Identity and Communication

Identity and Communication

There are important differences in how people in this large, varied consumer community view identity and prefer to communicate.

Language and words related to identity matter and can be tricky to know how to use. Sometimes you must make a judgment call about how you address identity and which related words you choose to use. While you may not satisfy everyone’s preferences, you can become familiar with terms that are generally accepted within the community, as well as those that are not.

Some individuals consider themselves members of the Deaf community, with a unique culture and language. These individuals typically use sign language as their primary language and consider deafness a difference of experience rather than a limitation. Members of the Deaf community may identify as “deaf or hard of hearing.” The word deaf is capitalized (Deaf) when referring to this community to reflect and recognize the shared culture and experiences of its members.

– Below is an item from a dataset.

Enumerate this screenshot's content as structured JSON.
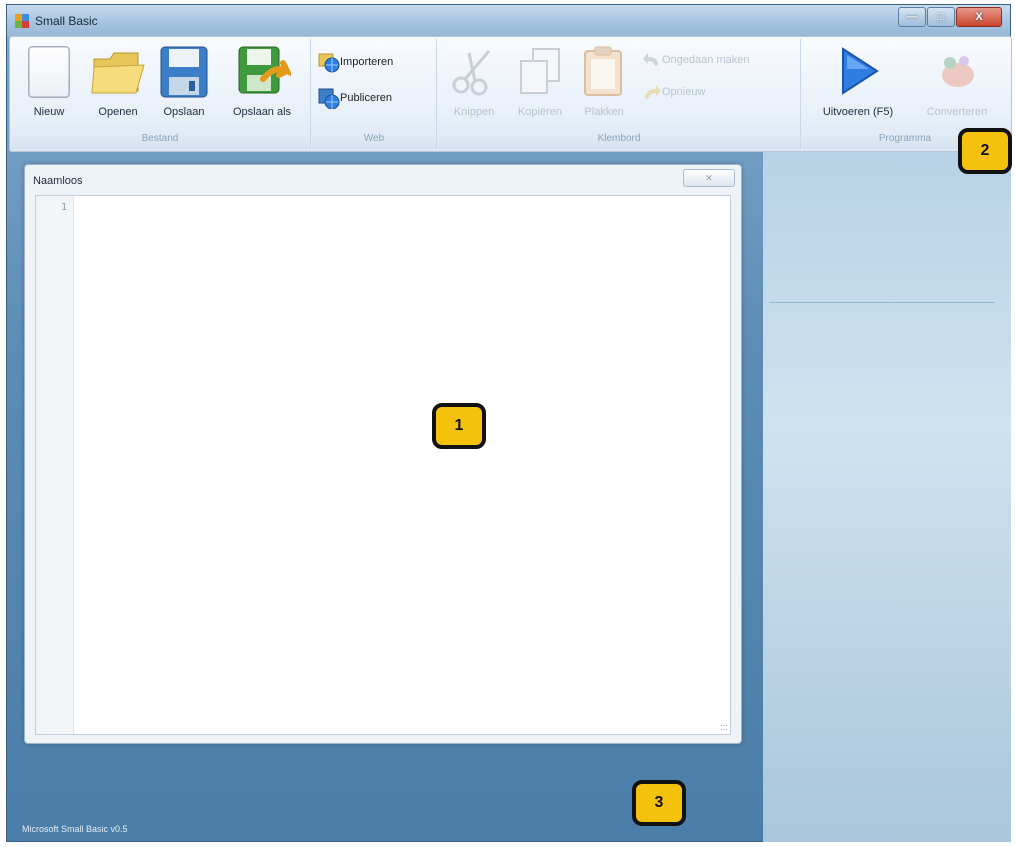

Other individuals view their identities differently. These individuals prefer to or may only communicate using spoken language and are strongly interested in maximizing hearing through personal and assistive technology use. They are more likely to be people who developed their hearing loss as an adult; hence they tend to use people-first language and identify as “people with hearing loss.” Hearing status and communication preference are not necessarily related to their identity in the same way or to the same degree as they are for members of the Deaf community. 

As with everything, there are exceptions to these generalizations. Some people may consider themselves members of the Deaf community, use hearing technologies and switch between the use of sign language and spoken communication depending on the situation. Using "deaf, hard of hearing, and individuals with hearing loss" as the language and words in your communications with consumers you want to recruit bridges the various constituencies within this diverse community. 

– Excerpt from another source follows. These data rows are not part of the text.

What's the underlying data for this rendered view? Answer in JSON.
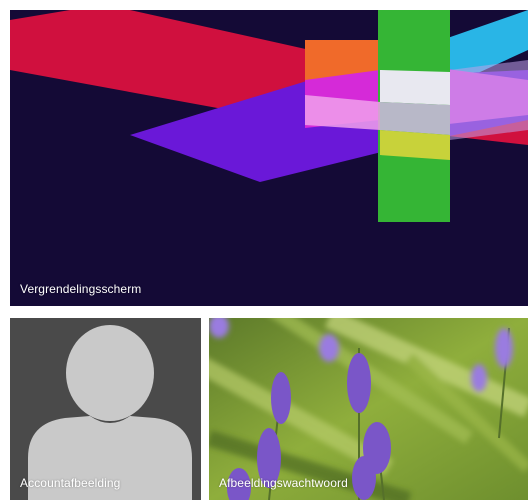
{
  "tiles": {
    "lock_screen": {
      "label": "Vergrendelingsscherm"
    },
    "account_picture": {
      "label": "Accountafbeelding"
    },
    "picture_password": {
      "label": "Afbeeldingswachtwoord"
    }
  },
  "icons": {
    "lock_screen": "abstract-shapes-image",
    "account_picture": "user-silhouette-icon",
    "picture_password": "lavender-photo"
  },
  "colors": {
    "lock_background": "#140a36",
    "account_background": "#4a4a4a",
    "silhouette": "#c9c9c9"
  }
}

Likewise, there are terms that are generally either considered offensive or inappropriate by this community. We suggest you avoid using the term "hearing impaired." We also suggest you avoid the term "normal" hearing. Instead, we suggest simply using the term "hearing" if you are interested in recruiting hearing individuals along with deaf, hard of hearing, or individuals with hearing loss for your product development and testing work.

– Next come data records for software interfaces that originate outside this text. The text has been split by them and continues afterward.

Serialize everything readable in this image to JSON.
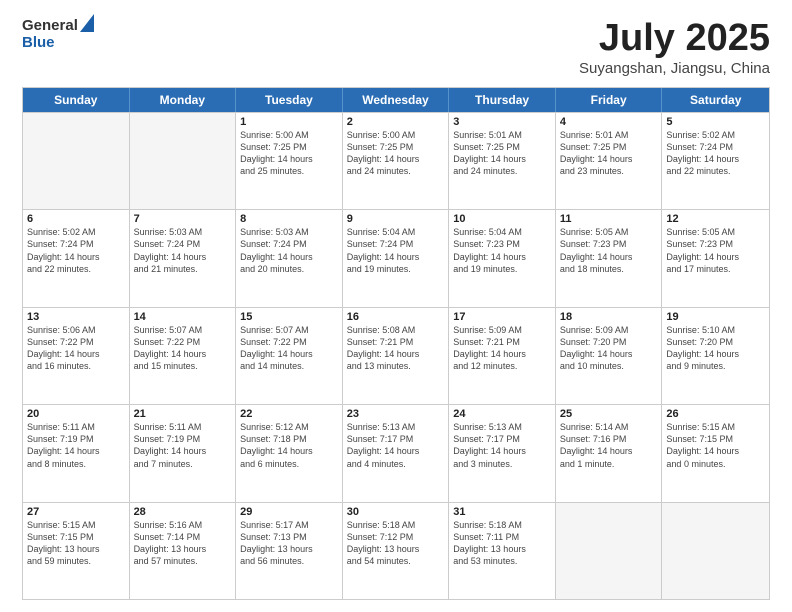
{
  "header": {
    "logo_general": "General",
    "logo_blue": "Blue",
    "title": "July 2025",
    "location": "Suyangshan, Jiangsu, China"
  },
  "days_of_week": [
    "Sunday",
    "Monday",
    "Tuesday",
    "Wednesday",
    "Thursday",
    "Friday",
    "Saturday"
  ],
  "weeks": [
    [
      {
        "day": "",
        "lines": []
      },
      {
        "day": "",
        "lines": []
      },
      {
        "day": "1",
        "lines": [
          "Sunrise: 5:00 AM",
          "Sunset: 7:25 PM",
          "Daylight: 14 hours",
          "and 25 minutes."
        ]
      },
      {
        "day": "2",
        "lines": [
          "Sunrise: 5:00 AM",
          "Sunset: 7:25 PM",
          "Daylight: 14 hours",
          "and 24 minutes."
        ]
      },
      {
        "day": "3",
        "lines": [
          "Sunrise: 5:01 AM",
          "Sunset: 7:25 PM",
          "Daylight: 14 hours",
          "and 24 minutes."
        ]
      },
      {
        "day": "4",
        "lines": [
          "Sunrise: 5:01 AM",
          "Sunset: 7:25 PM",
          "Daylight: 14 hours",
          "and 23 minutes."
        ]
      },
      {
        "day": "5",
        "lines": [
          "Sunrise: 5:02 AM",
          "Sunset: 7:24 PM",
          "Daylight: 14 hours",
          "and 22 minutes."
        ]
      }
    ],
    [
      {
        "day": "6",
        "lines": [
          "Sunrise: 5:02 AM",
          "Sunset: 7:24 PM",
          "Daylight: 14 hours",
          "and 22 minutes."
        ]
      },
      {
        "day": "7",
        "lines": [
          "Sunrise: 5:03 AM",
          "Sunset: 7:24 PM",
          "Daylight: 14 hours",
          "and 21 minutes."
        ]
      },
      {
        "day": "8",
        "lines": [
          "Sunrise: 5:03 AM",
          "Sunset: 7:24 PM",
          "Daylight: 14 hours",
          "and 20 minutes."
        ]
      },
      {
        "day": "9",
        "lines": [
          "Sunrise: 5:04 AM",
          "Sunset: 7:24 PM",
          "Daylight: 14 hours",
          "and 19 minutes."
        ]
      },
      {
        "day": "10",
        "lines": [
          "Sunrise: 5:04 AM",
          "Sunset: 7:23 PM",
          "Daylight: 14 hours",
          "and 19 minutes."
        ]
      },
      {
        "day": "11",
        "lines": [
          "Sunrise: 5:05 AM",
          "Sunset: 7:23 PM",
          "Daylight: 14 hours",
          "and 18 minutes."
        ]
      },
      {
        "day": "12",
        "lines": [
          "Sunrise: 5:05 AM",
          "Sunset: 7:23 PM",
          "Daylight: 14 hours",
          "and 17 minutes."
        ]
      }
    ],
    [
      {
        "day": "13",
        "lines": [
          "Sunrise: 5:06 AM",
          "Sunset: 7:22 PM",
          "Daylight: 14 hours",
          "and 16 minutes."
        ]
      },
      {
        "day": "14",
        "lines": [
          "Sunrise: 5:07 AM",
          "Sunset: 7:22 PM",
          "Daylight: 14 hours",
          "and 15 minutes."
        ]
      },
      {
        "day": "15",
        "lines": [
          "Sunrise: 5:07 AM",
          "Sunset: 7:22 PM",
          "Daylight: 14 hours",
          "and 14 minutes."
        ]
      },
      {
        "day": "16",
        "lines": [
          "Sunrise: 5:08 AM",
          "Sunset: 7:21 PM",
          "Daylight: 14 hours",
          "and 13 minutes."
        ]
      },
      {
        "day": "17",
        "lines": [
          "Sunrise: 5:09 AM",
          "Sunset: 7:21 PM",
          "Daylight: 14 hours",
          "and 12 minutes."
        ]
      },
      {
        "day": "18",
        "lines": [
          "Sunrise: 5:09 AM",
          "Sunset: 7:20 PM",
          "Daylight: 14 hours",
          "and 10 minutes."
        ]
      },
      {
        "day": "19",
        "lines": [
          "Sunrise: 5:10 AM",
          "Sunset: 7:20 PM",
          "Daylight: 14 hours",
          "and 9 minutes."
        ]
      }
    ],
    [
      {
        "day": "20",
        "lines": [
          "Sunrise: 5:11 AM",
          "Sunset: 7:19 PM",
          "Daylight: 14 hours",
          "and 8 minutes."
        ]
      },
      {
        "day": "21",
        "lines": [
          "Sunrise: 5:11 AM",
          "Sunset: 7:19 PM",
          "Daylight: 14 hours",
          "and 7 minutes."
        ]
      },
      {
        "day": "22",
        "lines": [
          "Sunrise: 5:12 AM",
          "Sunset: 7:18 PM",
          "Daylight: 14 hours",
          "and 6 minutes."
        ]
      },
      {
        "day": "23",
        "lines": [
          "Sunrise: 5:13 AM",
          "Sunset: 7:17 PM",
          "Daylight: 14 hours",
          "and 4 minutes."
        ]
      },
      {
        "day": "24",
        "lines": [
          "Sunrise: 5:13 AM",
          "Sunset: 7:17 PM",
          "Daylight: 14 hours",
          "and 3 minutes."
        ]
      },
      {
        "day": "25",
        "lines": [
          "Sunrise: 5:14 AM",
          "Sunset: 7:16 PM",
          "Daylight: 14 hours",
          "and 1 minute."
        ]
      },
      {
        "day": "26",
        "lines": [
          "Sunrise: 5:15 AM",
          "Sunset: 7:15 PM",
          "Daylight: 14 hours",
          "and 0 minutes."
        ]
      }
    ],
    [
      {
        "day": "27",
        "lines": [
          "Sunrise: 5:15 AM",
          "Sunset: 7:15 PM",
          "Daylight: 13 hours",
          "and 59 minutes."
        ]
      },
      {
        "day": "28",
        "lines": [
          "Sunrise: 5:16 AM",
          "Sunset: 7:14 PM",
          "Daylight: 13 hours",
          "and 57 minutes."
        ]
      },
      {
        "day": "29",
        "lines": [
          "Sunrise: 5:17 AM",
          "Sunset: 7:13 PM",
          "Daylight: 13 hours",
          "and 56 minutes."
        ]
      },
      {
        "day": "30",
        "lines": [
          "Sunrise: 5:18 AM",
          "Sunset: 7:12 PM",
          "Daylight: 13 hours",
          "and 54 minutes."
        ]
      },
      {
        "day": "31",
        "lines": [
          "Sunrise: 5:18 AM",
          "Sunset: 7:11 PM",
          "Daylight: 13 hours",
          "and 53 minutes."
        ]
      },
      {
        "day": "",
        "lines": []
      },
      {
        "day": "",
        "lines": []
      }
    ]
  ]
}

If you are working with a particular consumer organization, such as the Hearing Loss Association of America (HLAA), the National Association of the Deaf (NAD), or Telecommunications for the Deaf and Hard of Hearing, Inc. (TDI), they can provide guidance with regard to identity terminology and the communication preferences of their constituents. The best practice, because each consumer is a different individual, is to directly discuss with participating consumers their communication access needs and preferences for the particular meeting or event you are hosting.